My mother-in-law decided to stop in a little jewelry store to buy my daughter a ring. The souvenir rings they bought in Sedona were quite large on a four year-old's finger, and this shop had some child-sized rings. We tried on several before deciding on a turquoise and silver ring--total price of $21. It was slightly loose, but seemed to be a better choice than the other ring which fit almost too tightly.
As we were walking out of the shop, I asked my daughter to say a big thank you to her grandmother. As I was about to add the next logical sentence--be sure not to lose this special present--my mother-in-law hugged my daughter and said, "Just so you know, if you lose this, I won't be angry. Accidents happen, and I don't want you to be afraid to tell me. This is just a little present."
I stopped in my tracks--how did she know what I was about to say? Immediately the many things I have lost came back to me, particularly the memory of the first thing my parents were angry with me for losing--one of the 14K gold earrings that I was given when I was eight.
Of course I want my daughter to treat her possessions carefully. We don't replace things that get broken or lost when these things happen out of carelessness, and we often have to explain that things sometimes cannot be replaced (or at least not immediately). Yet, this was a reminder that she is only four years old, and this was my opportunity to remember that I can help her preemptively be forgiving of that fact. As my mother-in-law said, accidents can happen.
And ten minutes later, while sitting at a barbecue restaurant, we discovered the ring had slipped off her finger and was nowhere to be found. I was so frustrated. In my gut, I wanted to yell at my daughter, "How could you be so careless?" And in my mind, I remembered being an eight year old girl on the other side of this. Yet the battle between instinct and aspiration was almost insurmountable, and all over a $20 ring.
I asked my daughter to apologize to her grandma for accidentally losing this ring. Grandma said it was fine, and then the two of them walked over to the server to leave our phone number in case it turned up. In the course of the conversation, in which my daughter was in tears, the server gave her a Hello Kitty keychain. This Hello Kitty hung in the rearview mirror of her car which was totaled in a car accident back in May. This woman, a young mother of two, was ejected from her car and should have been killed, but she, her friend, and the Hello Kitty survived. It was a reminder to her of resilience, and she decided that my daughter needed it.
As I think about this morning, I am grateful. I am grateful to my mother-in-law who said to me, "We can't sweat the small stuff," and gave my daughter permission to be a flightly four year old, which I am not able to do as often as possible.
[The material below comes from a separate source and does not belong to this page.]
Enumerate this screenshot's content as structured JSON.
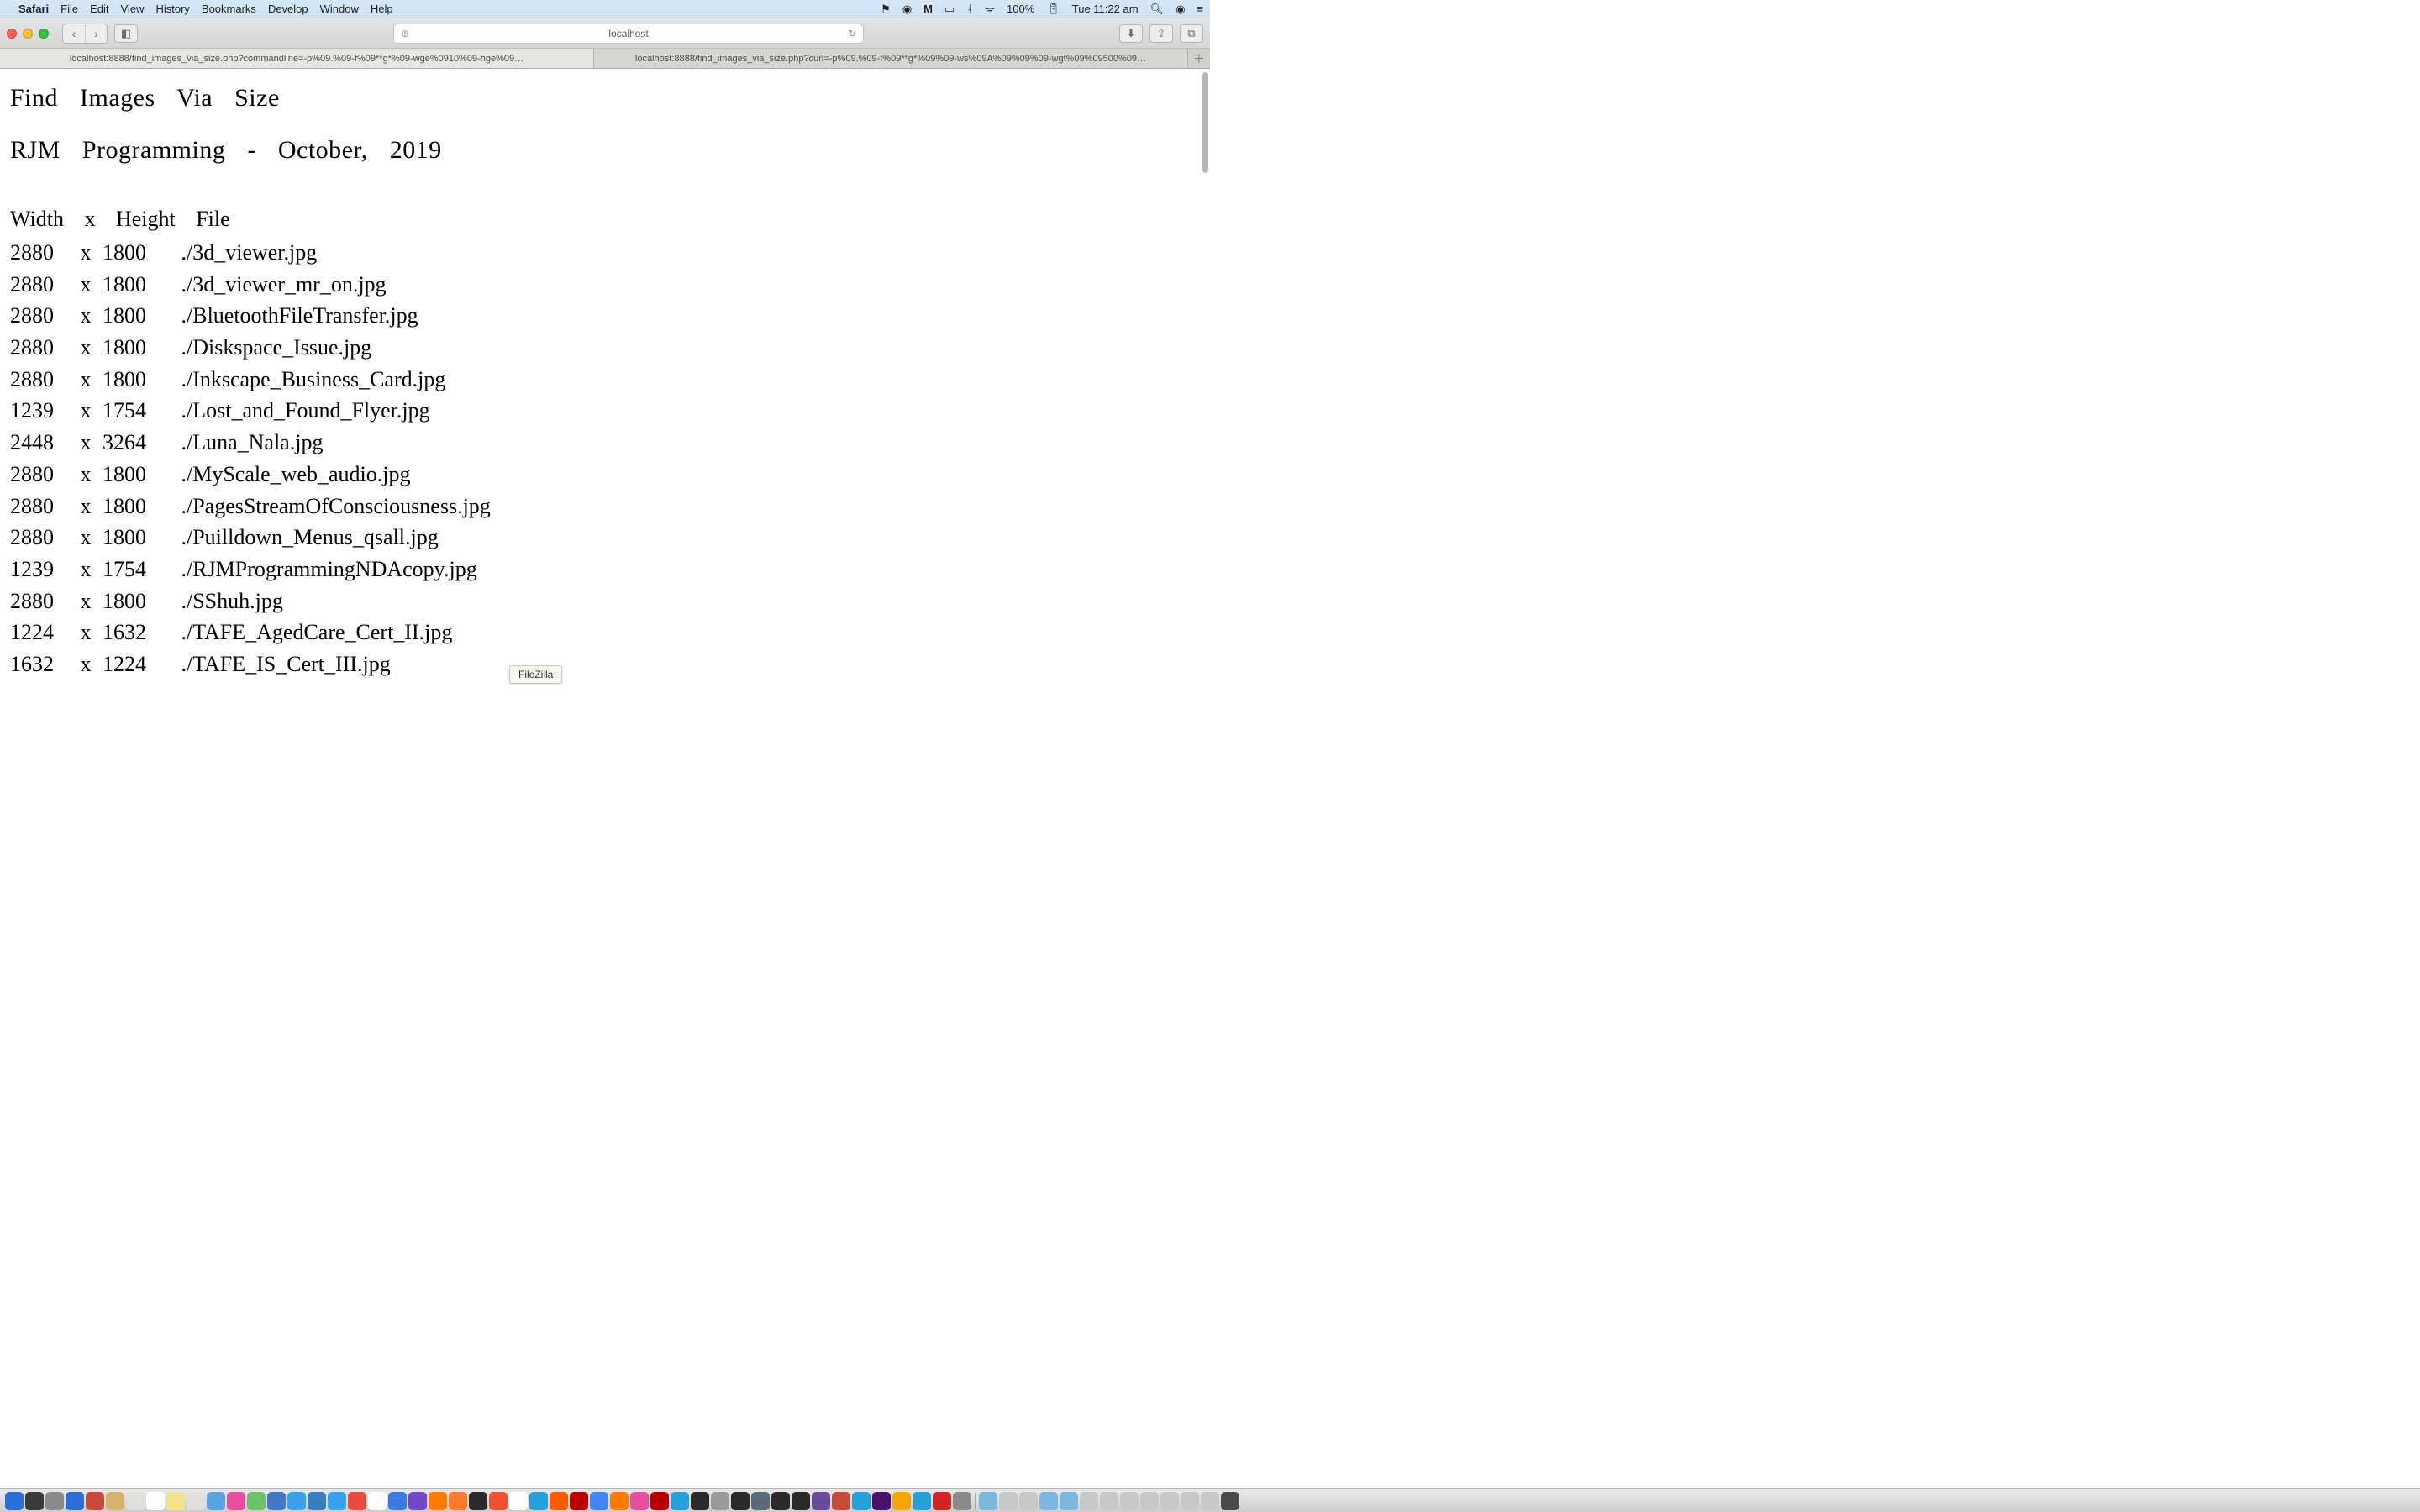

I am grateful to the server who shared her story, reminding us that life is bigger than things (something I am well-aware of as a rabbi, but am sometimes forgetful of as a parent in the heat of the moment). Raised in a family where we sweated things small and large and had a memory longer than elephants, as a parent I want to teach my daughter forgiveness of herself, a recognition that things happen and we cannot let them overshadow our sense of self. Yet, instinct and aspiration as parents are not always in sync.
I am eternally grateful to this woman who looked at my daughter and knew she and our family needed this story. Hello Kitty is going to have a special place for us--we promise not to lose it--and one day it will go to someone special. In the meantime, it is reminder to me that every day we have the opportunity to choose the parent we want to be, and we can never lose hope that one day we will succeed.
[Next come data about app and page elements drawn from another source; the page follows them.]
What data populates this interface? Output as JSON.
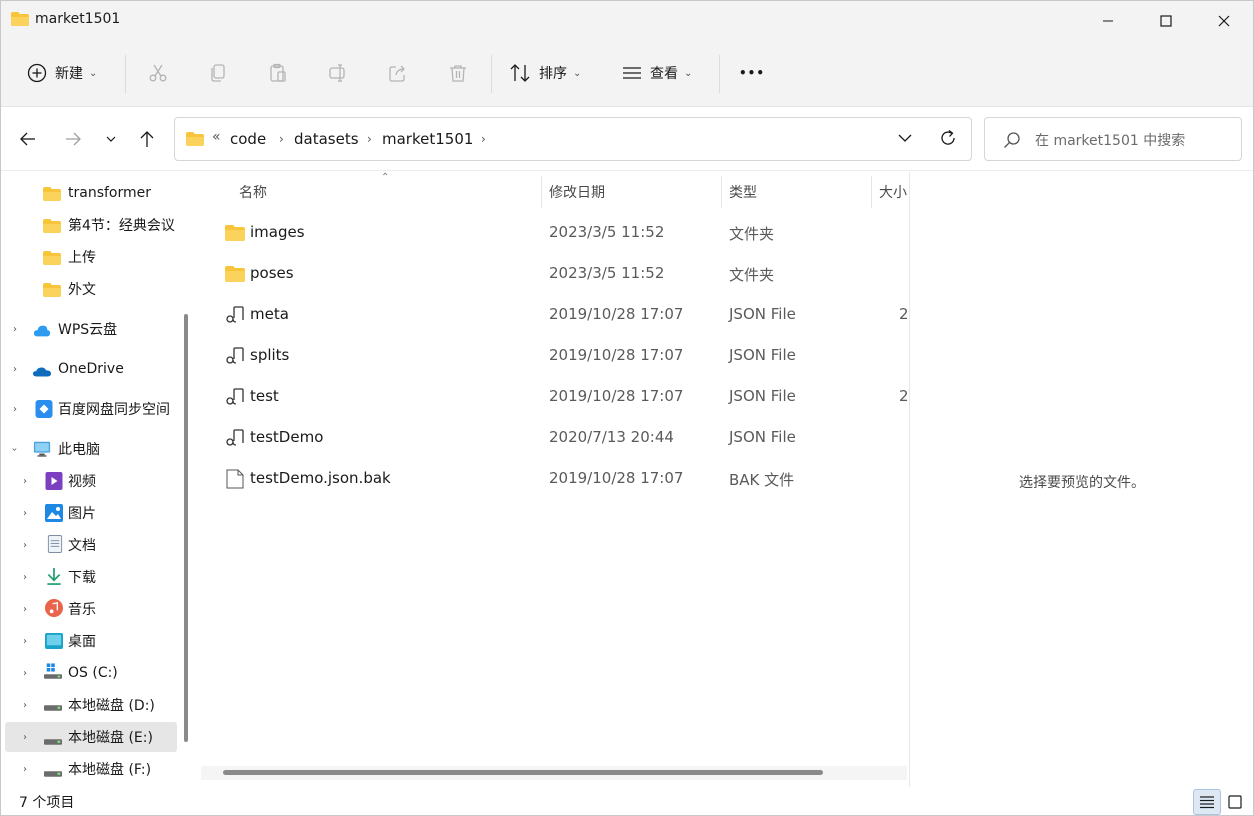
{
  "window": {
    "title": "market1501"
  },
  "toolbar": {
    "new_label": "新建",
    "sort_label": "排序",
    "view_label": "查看",
    "more_label": "•••"
  },
  "address": {
    "overflow": "«",
    "crumbs": [
      "code",
      "datasets",
      "market1501"
    ],
    "search_placeholder": "在 market1501 中搜索"
  },
  "sidebar": {
    "items": [
      {
        "label": "transformer",
        "icon": "folder-icon"
      },
      {
        "label": "第4节：经典会议",
        "icon": "folder-icon"
      },
      {
        "label": "上传",
        "icon": "folder-icon"
      },
      {
        "label": "外文",
        "icon": "folder-icon"
      },
      {
        "label": "WPS云盘",
        "icon": "cloud-icon"
      },
      {
        "label": "OneDrive",
        "icon": "onedrive-icon"
      },
      {
        "label": "百度网盘同步空间",
        "icon": "baidu-icon"
      },
      {
        "label": "此电脑",
        "icon": "computer-icon"
      },
      {
        "label": "视频",
        "icon": "video-icon"
      },
      {
        "label": "图片",
        "icon": "pictures-icon"
      },
      {
        "label": "文档",
        "icon": "documents-icon"
      },
      {
        "label": "下载",
        "icon": "download-icon"
      },
      {
        "label": "音乐",
        "icon": "music-icon"
      },
      {
        "label": "桌面",
        "icon": "desktop-icon"
      },
      {
        "label": "OS (C:)",
        "icon": "windows-drive-icon"
      },
      {
        "label": "本地磁盘 (D:)",
        "icon": "drive-icon"
      },
      {
        "label": "本地磁盘 (E:)",
        "icon": "drive-icon"
      },
      {
        "label": "本地磁盘 (F:)",
        "icon": "drive-icon"
      }
    ]
  },
  "filelist": {
    "columns": {
      "name": "名称",
      "date": "修改日期",
      "type": "类型",
      "size": "大小"
    },
    "rows": [
      {
        "name": "images",
        "date": "2023/3/5 11:52",
        "type": "文件夹",
        "size": "",
        "icon": "folder-icon"
      },
      {
        "name": "poses",
        "date": "2023/3/5 11:52",
        "type": "文件夹",
        "size": "",
        "icon": "folder-icon"
      },
      {
        "name": "meta",
        "date": "2019/10/28 17:07",
        "type": "JSON File",
        "size": "2",
        "icon": "json-file-icon"
      },
      {
        "name": "splits",
        "date": "2019/10/28 17:07",
        "type": "JSON File",
        "size": "",
        "icon": "json-file-icon"
      },
      {
        "name": "test",
        "date": "2019/10/28 17:07",
        "type": "JSON File",
        "size": "2",
        "icon": "json-file-icon"
      },
      {
        "name": "testDemo",
        "date": "2020/7/13 20:44",
        "type": "JSON File",
        "size": "",
        "icon": "json-file-icon"
      },
      {
        "name": "testDemo.json.bak",
        "date": "2019/10/28 17:07",
        "type": "BAK 文件",
        "size": "",
        "icon": "file-icon"
      }
    ]
  },
  "preview": {
    "message": "选择要预览的文件。"
  },
  "status": {
    "item_count": "7 个项目"
  }
}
-dedicated to my mother-in-law, Jenny, who finds more stories and connections than anyone I know